“These test scores are not the result of an increase in student achievement. Instead, they are a result of a change in who was tested,” says Bergfalk. He found that for the 4th-grade test, the percentage of African American kids in DCPS (the lowest scoring racial/ethnic group in D.C.) taking the test dropped from 67 percent of test takers to 53 percent of test takers between 2007 and 2009, while the percentage of Hispanic students (with average test scores 12 points higher) rose from 6 percent to 9 percent of test takers, and white students rose from 6 percent to 7 percent of test takers. Where aggregate scores appear to show improvement among DCPS students, the disaggregated data tell a different story. The district continues to have one of the highest achievement gaps among major U.S. cities.
Bergfalk found the same pattern on the 8th-grade NAEP reading test. The percentage of African American kids in DCPS taking the test dropped from 59 percent of test takers to 43 percent of test takers, which is why there was a statistically significant four-point increase overall from 2007 to 2009, but no statistically significant increase for any racial/ethnic subgroup. The overall increase, like that on the 4th-grade test, was again the result of a change in demographics rather than an increase in student achievement.
When DCPS released the results of local assessments in July 2010, the district touted what it called “unparalleled progress” in secondary school results. But at the elementary level, scores took a hit—in some schools dropping by more than 30 percent the past two years. Students in half of all D.C. public schools performed worse in the 2010 assessments than they did in 2009.
The Price of Autocratic Reform
In a Feb. 1, 2010, article, the Washington Post reported that approval ratings for Mayor Fenty and his schools chief had dropped precipitously. The poll showed Chancellor Rhee’s approval rating had sunk from 59 percent of residents in January 2008 to 43 percent in early 2010.
The numbers are crucial for Fenty: The mayor is up for reelection this fall, and the race is being cast as hinging on public support for his school reform agenda. Fenty’s challenger, Vincent Gray, the current chair of the city council, has been a critic of Rhee’s leadership: “We need a mayor who understands that the best way to achieve real and lasting school reform is to involve the community. The best way to help every community in the district is to engage teachers, engage parents, engage principals, and engage students in the decision-making.”
Mary Filardo, director of the 21st Century School Fund, agrees. “School change should be about students, families, and communities taking ownership of their schools. “Although there is the illusion that parents may have more access—that Michelle Rhee will answer their emails—there is meager civic life around the public schools.”
Cathy Reilly, who leads the Senior High School Alliance of Parents, Principals, and Educators, notes: “It’s not an empowering model. . . . The players in the system—parents, teachers, and principals—are supposed to understand that things are being ‘fixed’ and to get with the program, or get out.”

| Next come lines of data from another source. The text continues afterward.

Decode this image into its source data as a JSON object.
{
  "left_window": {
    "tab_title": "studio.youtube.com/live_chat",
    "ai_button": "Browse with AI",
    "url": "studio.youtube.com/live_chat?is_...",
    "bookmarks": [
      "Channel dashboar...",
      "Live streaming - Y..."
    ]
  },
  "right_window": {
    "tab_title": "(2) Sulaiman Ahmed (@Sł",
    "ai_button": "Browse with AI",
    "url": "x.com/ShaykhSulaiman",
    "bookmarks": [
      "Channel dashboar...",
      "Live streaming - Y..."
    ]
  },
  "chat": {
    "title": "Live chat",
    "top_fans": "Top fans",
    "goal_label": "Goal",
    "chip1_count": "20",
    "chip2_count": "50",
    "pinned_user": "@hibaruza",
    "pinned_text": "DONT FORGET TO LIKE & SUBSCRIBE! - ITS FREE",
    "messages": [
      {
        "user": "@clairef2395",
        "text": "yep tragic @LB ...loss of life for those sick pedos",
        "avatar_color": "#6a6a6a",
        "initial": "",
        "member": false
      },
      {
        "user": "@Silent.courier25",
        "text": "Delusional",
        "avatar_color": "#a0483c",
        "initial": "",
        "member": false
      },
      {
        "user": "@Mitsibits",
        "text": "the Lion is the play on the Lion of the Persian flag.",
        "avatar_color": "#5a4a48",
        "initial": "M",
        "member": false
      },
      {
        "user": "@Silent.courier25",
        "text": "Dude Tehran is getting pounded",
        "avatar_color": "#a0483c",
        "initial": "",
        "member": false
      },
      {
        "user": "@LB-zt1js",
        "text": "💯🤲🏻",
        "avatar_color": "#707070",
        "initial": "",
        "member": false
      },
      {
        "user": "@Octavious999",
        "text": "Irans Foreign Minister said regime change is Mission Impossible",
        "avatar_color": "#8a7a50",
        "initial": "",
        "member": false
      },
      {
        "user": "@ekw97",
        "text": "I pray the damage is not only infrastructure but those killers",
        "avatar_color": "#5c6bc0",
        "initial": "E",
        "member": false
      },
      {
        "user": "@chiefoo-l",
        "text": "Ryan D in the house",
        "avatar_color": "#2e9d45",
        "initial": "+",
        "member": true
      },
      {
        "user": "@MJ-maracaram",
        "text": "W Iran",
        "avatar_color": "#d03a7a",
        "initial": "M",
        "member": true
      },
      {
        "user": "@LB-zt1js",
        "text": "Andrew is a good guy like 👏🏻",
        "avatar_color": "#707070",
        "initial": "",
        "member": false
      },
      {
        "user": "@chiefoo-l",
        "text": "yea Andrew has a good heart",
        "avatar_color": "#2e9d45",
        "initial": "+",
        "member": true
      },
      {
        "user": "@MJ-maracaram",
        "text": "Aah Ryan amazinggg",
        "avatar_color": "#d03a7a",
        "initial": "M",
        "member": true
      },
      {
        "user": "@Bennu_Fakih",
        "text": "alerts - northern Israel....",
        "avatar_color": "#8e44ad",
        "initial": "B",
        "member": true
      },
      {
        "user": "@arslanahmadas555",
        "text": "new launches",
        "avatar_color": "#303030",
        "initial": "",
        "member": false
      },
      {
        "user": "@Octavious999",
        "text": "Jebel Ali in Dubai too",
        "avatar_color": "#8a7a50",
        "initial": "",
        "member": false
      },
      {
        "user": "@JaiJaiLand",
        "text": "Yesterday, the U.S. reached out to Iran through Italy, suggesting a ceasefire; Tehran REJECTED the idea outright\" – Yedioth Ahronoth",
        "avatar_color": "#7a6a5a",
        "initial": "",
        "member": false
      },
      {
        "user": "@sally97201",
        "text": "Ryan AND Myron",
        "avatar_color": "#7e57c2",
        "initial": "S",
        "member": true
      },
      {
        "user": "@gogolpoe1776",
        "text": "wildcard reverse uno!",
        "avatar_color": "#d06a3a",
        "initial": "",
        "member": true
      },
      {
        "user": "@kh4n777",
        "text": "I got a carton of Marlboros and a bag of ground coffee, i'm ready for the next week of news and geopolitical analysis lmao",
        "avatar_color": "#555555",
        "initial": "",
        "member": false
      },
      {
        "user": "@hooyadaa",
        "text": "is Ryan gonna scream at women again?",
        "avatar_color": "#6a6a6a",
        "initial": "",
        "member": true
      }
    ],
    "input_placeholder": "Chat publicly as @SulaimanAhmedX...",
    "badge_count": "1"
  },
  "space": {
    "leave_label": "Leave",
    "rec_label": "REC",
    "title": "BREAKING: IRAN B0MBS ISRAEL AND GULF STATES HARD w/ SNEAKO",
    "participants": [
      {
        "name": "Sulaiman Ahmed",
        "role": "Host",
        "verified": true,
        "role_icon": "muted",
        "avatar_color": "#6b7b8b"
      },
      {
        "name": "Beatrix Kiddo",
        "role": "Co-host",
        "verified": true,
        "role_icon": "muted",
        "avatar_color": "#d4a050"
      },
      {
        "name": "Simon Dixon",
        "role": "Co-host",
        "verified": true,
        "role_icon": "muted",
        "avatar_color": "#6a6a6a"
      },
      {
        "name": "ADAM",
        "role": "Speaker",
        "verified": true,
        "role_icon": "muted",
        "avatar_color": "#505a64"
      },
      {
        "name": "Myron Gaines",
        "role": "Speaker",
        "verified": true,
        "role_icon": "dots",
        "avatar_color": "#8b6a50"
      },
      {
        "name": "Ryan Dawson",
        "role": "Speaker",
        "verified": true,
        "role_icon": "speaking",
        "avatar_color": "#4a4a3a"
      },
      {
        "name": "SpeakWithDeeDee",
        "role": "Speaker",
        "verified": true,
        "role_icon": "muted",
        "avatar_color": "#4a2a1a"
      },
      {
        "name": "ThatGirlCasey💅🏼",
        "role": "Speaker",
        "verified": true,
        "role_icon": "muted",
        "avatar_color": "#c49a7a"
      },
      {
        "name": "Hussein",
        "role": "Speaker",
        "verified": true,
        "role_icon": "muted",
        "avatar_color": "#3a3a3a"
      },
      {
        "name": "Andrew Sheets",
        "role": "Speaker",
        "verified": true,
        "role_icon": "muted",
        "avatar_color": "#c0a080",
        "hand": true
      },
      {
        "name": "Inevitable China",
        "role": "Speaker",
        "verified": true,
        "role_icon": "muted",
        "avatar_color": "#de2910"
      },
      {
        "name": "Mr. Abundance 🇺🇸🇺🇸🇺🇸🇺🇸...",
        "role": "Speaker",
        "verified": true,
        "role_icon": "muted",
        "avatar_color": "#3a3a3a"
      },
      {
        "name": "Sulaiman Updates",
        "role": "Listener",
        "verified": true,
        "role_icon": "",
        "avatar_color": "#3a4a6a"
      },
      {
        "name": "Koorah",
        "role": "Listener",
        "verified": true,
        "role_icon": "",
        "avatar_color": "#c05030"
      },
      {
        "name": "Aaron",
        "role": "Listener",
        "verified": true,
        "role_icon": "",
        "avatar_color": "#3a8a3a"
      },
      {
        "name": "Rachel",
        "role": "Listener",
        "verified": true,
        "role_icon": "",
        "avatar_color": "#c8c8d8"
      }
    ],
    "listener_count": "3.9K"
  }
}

For many parents and teachers, the problem with Rhee’s approach was best summed up by Diane Ravitch, former undersecretary at the Department of Education under President George H.W. Bush. Ravitch, speaking at a reception in D.C. last spring, was asked what she thought of D.C. school reform. Ravitch responded with the timeless adage, “It’s difficult to win a war when you’re firing on your own troops.”